In a foreign-policy address last week, Jeb Bush declared, “I’m my own man,” and even tried to prove it, saying there were unspecified “mistakes made in Iraq, for sure,” referring to the war his brother launched. During a radio interview on Wednesday, host Hugh Hewitt brought up a concern about a third Bush presidency that probably hadn’t occurred to most people: Would Jeb “be overly cautious about using force for fear of having a ‘third Bush war’ occur?” Everyone can rest easy, because the answer is no.
Bush said that if he’s lucky enough to win the presidency, “then I would have a duty to protect the United States. And there are circumstances where a commander-in-chief, the president of the United States has to make tough decisions.” He added, “I wouldn’t be conflicted by any legacy issues of my family. I actually, Hugh, am quite comfortable being George Bush’s son and George Bush’s brother. It’s something that gives me a lot of comfort on a personal level, and it certainly wouldn’t compel me to act one way or the other based on the strategies that we would be implementing and the conditions that our country would be facing.”
“So a conservative who is a strong Defense conservative would not have to be hesitant to worry that you would be reluctant to use force anywhere, but especially in the Muslim world?” Hewitt asked. Bush responded:
I don’t think there’s anything that relates to what my dad did or what my brother did that would compel me to think one way or the other. I think that history’s a good guide for our country. And the simple fact is you start with the premise that America’s role in the world is a force for good, not for bad things to happen, you’ll have, lessen the likelihood of having to use military force around the world.

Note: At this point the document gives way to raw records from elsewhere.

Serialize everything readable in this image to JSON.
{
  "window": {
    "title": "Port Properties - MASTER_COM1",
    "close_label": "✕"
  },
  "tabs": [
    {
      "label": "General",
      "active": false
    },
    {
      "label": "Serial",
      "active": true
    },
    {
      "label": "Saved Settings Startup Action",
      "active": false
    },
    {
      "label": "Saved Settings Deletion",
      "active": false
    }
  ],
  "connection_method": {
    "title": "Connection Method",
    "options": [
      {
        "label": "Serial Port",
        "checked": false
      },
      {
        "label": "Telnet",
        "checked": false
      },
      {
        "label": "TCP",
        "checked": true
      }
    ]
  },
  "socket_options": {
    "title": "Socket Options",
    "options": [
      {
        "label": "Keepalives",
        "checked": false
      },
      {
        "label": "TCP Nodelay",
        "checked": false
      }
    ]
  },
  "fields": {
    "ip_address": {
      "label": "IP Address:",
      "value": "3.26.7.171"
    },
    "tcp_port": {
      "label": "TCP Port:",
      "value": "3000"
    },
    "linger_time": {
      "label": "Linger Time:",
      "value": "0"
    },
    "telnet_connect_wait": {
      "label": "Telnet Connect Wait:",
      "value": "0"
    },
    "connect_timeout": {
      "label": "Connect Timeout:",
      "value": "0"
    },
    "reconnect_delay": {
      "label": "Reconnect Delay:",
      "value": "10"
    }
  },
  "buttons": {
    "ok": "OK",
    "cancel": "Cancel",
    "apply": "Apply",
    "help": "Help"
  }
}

So how exactly would Bush let history be his guide without directly taking cues from the last two Republican presidents? Allow the Washington Post to explain: